* Listed records *
===============
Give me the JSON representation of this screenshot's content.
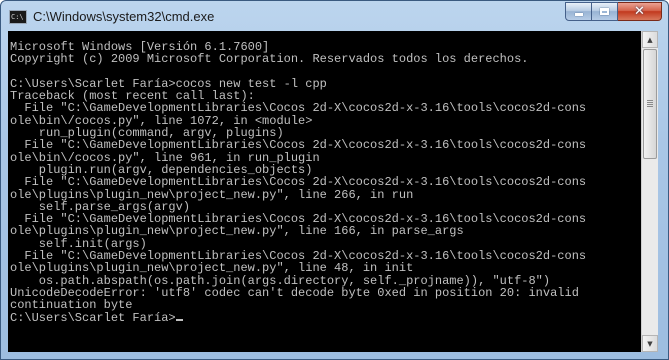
{
  "window": {
    "title": "C:\\Windows\\system32\\cmd.exe",
    "app_icon": "cmd-icon",
    "icon_text": "C:\\",
    "controls": {
      "minimize_icon": "minimize-icon",
      "maximize_icon": "maximize-icon",
      "close_icon": "close-icon",
      "close_glyph": "✕"
    }
  },
  "console": {
    "colors": {
      "background": "#000000",
      "text": "#c0c0c0"
    },
    "lines": [
      "Microsoft Windows [Versión 6.1.7600]",
      "Copyright (c) 2009 Microsoft Corporation. Reservados todos los derechos.",
      "",
      "C:\\Users\\Scarlet Faría>cocos new test -l cpp",
      "Traceback (most recent call last):",
      "  File \"C:\\GameDevelopmentLibraries\\Cocos 2d-X\\cocos2d-x-3.16\\tools\\cocos2d-cons",
      "ole\\bin\\/cocos.py\", line 1072, in <module>",
      "    run_plugin(command, argv, plugins)",
      "  File \"C:\\GameDevelopmentLibraries\\Cocos 2d-X\\cocos2d-x-3.16\\tools\\cocos2d-cons",
      "ole\\bin\\/cocos.py\", line 961, in run_plugin",
      "    plugin.run(argv, dependencies_objects)",
      "  File \"C:\\GameDevelopmentLibraries\\Cocos 2d-X\\cocos2d-x-3.16\\tools\\cocos2d-cons",
      "ole\\plugins\\plugin_new\\project_new.py\", line 266, in run",
      "    self.parse_args(argv)",
      "  File \"C:\\GameDevelopmentLibraries\\Cocos 2d-X\\cocos2d-x-3.16\\tools\\cocos2d-cons",
      "ole\\plugins\\plugin_new\\project_new.py\", line 166, in parse_args",
      "    self.init(args)",
      "  File \"C:\\GameDevelopmentLibraries\\Cocos 2d-X\\cocos2d-x-3.16\\tools\\cocos2d-cons",
      "ole\\plugins\\plugin_new\\project_new.py\", line 48, in init",
      "    os.path.abspath(os.path.join(args.directory, self._projname)), \"utf-8\")",
      "UnicodeDecodeError: 'utf8' codec can't decode byte 0xed in position 20: invalid",
      "continuation byte"
    ],
    "prompt": "C:\\Users\\Scarlet Faría>",
    "input_value": ""
  },
  "scrollbar": {
    "up_icon": "scroll-up-arrow-icon",
    "down_icon": "scroll-down-arrow-icon",
    "up_glyph": "▲",
    "down_glyph": "▼"
  }
}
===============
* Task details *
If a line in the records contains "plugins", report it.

* Your response *
      "    run_plugin(command, argv, plugins)",
      "ole\\plugins\\plugin_new\\project_new.py\", line 266, in run",
      "ole\\plugins\\plugin_new\\project_new.py\", line 166, in parse_args",
      "ole\\plugins\\plugin_new\\project_new.py\", line 48, in init",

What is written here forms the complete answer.